If there is any one person who has benefited by the Covid-19 Pandemic, it has to be former Vice President Joe Biden. It has provided him with an excuse to stay hunkered down in his basement – avoiding the exposure that routinely results in gaffes and senior moments. He has become a virtual-only cardboard candidate while the real Joe Biden remains a political “bubble boy.”
Even when Biden has left his lair for infrequent public appearances, he does not participate in real campaigning. He is brought to the site like a cardboard cutout voiced with a pre-crafted recording. He does not engage with voters outside a staged setting – and does not take open or impromptu questions from reporters.
Even when he introduced California Senator Kamala Harris as his running mate at a staged press event, there were no questions allowed – none for Biden nor Harris.
He also conducts recorded interviews with supportive media personalities which are then edited like a movie – eliminating any controversial or blooper-like statements. In view of the softball questions, one wonders why they even need to be edited.
Biden’s excuse that he is remaining in his bubble because of the virus is wearing thin. President Trump is out and about. It has been determined by the top medical authorities that people can move about in public as long as they follow certain protective protocols.
But Biden is not protecting himself from the virus. He is protecting himself from his own increasingly obvious frailties. When given the choice of appearing in public or taking criticism for hiding from the public, Biden and his handlers seem to have determined that the criticism is less risky to his campaign than actually appearing at events and taking impromptu questions from the press and the public.
Whatever else you may think of President Trump, you cannot deny that he is willing to take questions from the (generally hostile) press on a daily basis – more availability and transparency than any President in American history.
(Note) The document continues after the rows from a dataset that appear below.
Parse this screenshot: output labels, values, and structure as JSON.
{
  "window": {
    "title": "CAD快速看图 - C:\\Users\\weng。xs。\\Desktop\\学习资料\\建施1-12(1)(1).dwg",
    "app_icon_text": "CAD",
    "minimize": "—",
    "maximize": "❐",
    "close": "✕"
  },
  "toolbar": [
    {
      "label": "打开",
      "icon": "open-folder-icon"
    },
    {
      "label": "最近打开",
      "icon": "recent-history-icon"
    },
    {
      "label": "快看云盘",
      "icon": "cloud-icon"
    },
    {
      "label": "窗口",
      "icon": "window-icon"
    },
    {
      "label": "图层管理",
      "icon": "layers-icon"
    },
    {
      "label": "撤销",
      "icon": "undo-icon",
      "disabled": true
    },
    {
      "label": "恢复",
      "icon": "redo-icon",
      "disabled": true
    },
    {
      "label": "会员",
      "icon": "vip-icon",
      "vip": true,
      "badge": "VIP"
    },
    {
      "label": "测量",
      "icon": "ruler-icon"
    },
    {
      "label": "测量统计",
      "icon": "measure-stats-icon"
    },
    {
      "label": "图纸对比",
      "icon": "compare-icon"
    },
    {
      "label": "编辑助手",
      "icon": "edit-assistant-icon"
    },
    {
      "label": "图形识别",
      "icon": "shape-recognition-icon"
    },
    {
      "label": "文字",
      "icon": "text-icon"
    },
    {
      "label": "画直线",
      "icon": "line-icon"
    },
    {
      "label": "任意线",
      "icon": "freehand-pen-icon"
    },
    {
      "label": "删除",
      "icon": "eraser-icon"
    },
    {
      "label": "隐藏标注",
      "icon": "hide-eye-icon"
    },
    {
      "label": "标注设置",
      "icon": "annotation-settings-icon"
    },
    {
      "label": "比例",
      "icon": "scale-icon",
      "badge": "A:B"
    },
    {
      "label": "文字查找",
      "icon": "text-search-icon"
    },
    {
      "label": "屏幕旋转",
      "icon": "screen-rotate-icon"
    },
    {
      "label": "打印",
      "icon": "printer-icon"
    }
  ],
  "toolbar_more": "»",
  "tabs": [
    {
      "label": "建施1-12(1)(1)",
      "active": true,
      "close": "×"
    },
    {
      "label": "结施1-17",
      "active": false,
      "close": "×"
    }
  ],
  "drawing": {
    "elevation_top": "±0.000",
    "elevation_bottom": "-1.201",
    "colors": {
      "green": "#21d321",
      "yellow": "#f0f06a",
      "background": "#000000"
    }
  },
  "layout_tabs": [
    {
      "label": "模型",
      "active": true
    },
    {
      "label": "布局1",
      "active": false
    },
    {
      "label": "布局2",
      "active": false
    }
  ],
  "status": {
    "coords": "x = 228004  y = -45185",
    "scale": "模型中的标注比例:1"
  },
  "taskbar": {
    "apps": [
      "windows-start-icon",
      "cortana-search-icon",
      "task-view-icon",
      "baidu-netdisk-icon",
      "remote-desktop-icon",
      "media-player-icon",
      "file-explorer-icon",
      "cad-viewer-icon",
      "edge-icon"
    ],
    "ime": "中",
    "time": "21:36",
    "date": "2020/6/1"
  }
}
Biden’s virtual campaign is made possible by a cooperative and co-opted press that presents his cardboard appearances as real. They are putting on a version of “The Truman Show” in which we the people are playing Jim Carey’s role as Truman Burbank, a guy who believes he is seeing day-to-day realities only to discover that what he actually sees – and believes is real — is nothing more than a television studio production. We are seeing “The Joe Show.”
And we do not need to resort to fictional allusions to find comparisons. At the time of his fourth and final presidential campaign, President Franklin D. Roosevelt was terminally ill. He was already too sick to carry out the duties of a President, much less serve out another term. Thanks to the cooperation of an inquisitive and compliant news media, FDR was literally propped up for momentary appearances. Like Biden, he was able to … as they say … pull it together for brief public exposures. For most of the campaign, the American people only saw the virtual … the cardboard … President. FDR was dead three months after his last inauguration.
Thanks to modern technology, it is even easier to create virtual realities — like Biden remaining isolated from public examination in his figurative bubble while the cardboard candidate appears in public.
You may have noticed that Biden even looks a lot better recently – and it may not be because of the rest he has gotten in the past couple of months. When he does face a camera, we are seeing the work of a make-up artist. How do I know? Gone are the so-called “liver spots” that freckled his face. And how else did he get that glowing tan in his basement?
I could be wrong, but I do not believe that Biden will hit the campaign trail in any traditional sense at any time between now and November. He was raising concerns about his mental and physical condition before he exiled himself to his basement bunker. There is no reason to believe that he will – or can – perform better in the future in an uncontrolled environment. We can expect Biden to limit his exposure a much as possible – and hope for the best.
So, there ‘tis.